Last year, President Barack Obama declared that one of the “Apollo projects of our times” is the goal for the United States to be “the first country to have a million electric vehicles on the road by 2015.” Companies that made and people that bought those electric vehicles received generous government money. One holdout in the rush for EVs: The U.S. government. It did not do as its President said, and ended up with a drastic cut in purchases of electric and hybrid vehicles after the speech was delivered.
GSA Purchases of EVs and Hybrids
U.S. General Services Administration purchases of hybrid and electric models fell 59 percent in fiscal 2011 to about 2,645, Bloomberg reports after analyzing data obtained through a Freedom of Information Act request.
The GSA procures approximately two thirds of the government’s vehicles . The other third is bought by the U.S. Postal Service.
The GSA bought 145 Chevrolet Volts in fiscal 2011, 1,380 hybrid Fusions, 101 Honda Insight hybrids and one Toyota Prius.
At the same time, the U.S. government is more in line with another Apollo project, namely buying only alternative-fuel vehicles for the U.S. government fleet by 2015. In fiscal 2011, the federal fleet added 32,000 cars and trucks that can burn E85. That’s 58 percent of the 54,843 cars bought by the GSA in fiscal 2011.

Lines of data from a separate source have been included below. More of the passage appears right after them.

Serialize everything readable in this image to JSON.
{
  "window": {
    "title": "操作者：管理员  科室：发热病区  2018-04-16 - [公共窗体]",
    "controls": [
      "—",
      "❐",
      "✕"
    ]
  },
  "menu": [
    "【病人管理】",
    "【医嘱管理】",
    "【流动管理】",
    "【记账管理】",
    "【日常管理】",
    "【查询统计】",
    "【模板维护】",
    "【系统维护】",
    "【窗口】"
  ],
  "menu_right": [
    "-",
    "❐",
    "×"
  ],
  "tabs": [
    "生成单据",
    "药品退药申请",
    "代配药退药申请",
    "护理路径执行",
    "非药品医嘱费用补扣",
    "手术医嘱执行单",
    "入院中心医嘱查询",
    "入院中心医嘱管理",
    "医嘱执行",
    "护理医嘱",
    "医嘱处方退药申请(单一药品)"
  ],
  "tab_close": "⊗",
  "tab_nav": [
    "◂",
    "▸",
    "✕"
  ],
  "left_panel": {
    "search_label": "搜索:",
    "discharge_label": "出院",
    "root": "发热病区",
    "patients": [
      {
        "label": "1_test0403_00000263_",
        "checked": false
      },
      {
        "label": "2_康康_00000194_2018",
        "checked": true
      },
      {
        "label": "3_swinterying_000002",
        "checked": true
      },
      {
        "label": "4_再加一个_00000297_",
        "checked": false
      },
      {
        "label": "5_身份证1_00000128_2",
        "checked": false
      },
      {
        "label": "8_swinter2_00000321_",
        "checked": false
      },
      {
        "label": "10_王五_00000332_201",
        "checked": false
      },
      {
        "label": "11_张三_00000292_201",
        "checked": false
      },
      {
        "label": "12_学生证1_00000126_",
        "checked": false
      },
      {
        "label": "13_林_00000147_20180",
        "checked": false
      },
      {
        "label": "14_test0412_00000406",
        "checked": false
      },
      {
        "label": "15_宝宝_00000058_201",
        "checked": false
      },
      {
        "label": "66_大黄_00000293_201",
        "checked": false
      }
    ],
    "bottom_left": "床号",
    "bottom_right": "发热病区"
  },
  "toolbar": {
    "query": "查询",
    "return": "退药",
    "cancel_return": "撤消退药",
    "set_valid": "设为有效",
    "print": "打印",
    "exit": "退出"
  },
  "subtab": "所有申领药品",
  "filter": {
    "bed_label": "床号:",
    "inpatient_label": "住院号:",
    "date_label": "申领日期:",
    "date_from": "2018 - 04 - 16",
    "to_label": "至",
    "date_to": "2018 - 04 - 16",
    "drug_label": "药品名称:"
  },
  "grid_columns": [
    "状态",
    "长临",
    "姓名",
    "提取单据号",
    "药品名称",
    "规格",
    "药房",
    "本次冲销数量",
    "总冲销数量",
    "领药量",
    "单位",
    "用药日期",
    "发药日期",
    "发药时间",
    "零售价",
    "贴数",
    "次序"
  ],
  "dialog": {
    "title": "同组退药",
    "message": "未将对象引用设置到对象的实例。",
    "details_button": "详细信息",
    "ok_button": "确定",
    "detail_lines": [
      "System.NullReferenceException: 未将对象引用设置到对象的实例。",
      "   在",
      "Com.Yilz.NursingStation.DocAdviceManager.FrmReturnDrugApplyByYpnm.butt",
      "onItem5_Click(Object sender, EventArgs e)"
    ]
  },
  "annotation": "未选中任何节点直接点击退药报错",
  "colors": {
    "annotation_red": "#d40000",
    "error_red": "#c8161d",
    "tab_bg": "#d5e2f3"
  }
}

And it is a bookkeeping trick. 88 percent of the government’s “alternative-fuel vehicles” are flex fuel cars. They can use ethanol. But they can also use regular gas. They usually do. Out of necessity: “There are only about 2,512 ethanol fuel pumps available among the estimated 162,000 fueling stations that sell gasoline,” says Bloomberg.
For years ago, Obama promised that by 2012, “half of all cars purchased by the federal government will be plug-in hybrids or all-electric.” They better write those purchase orders fast to meet that goal.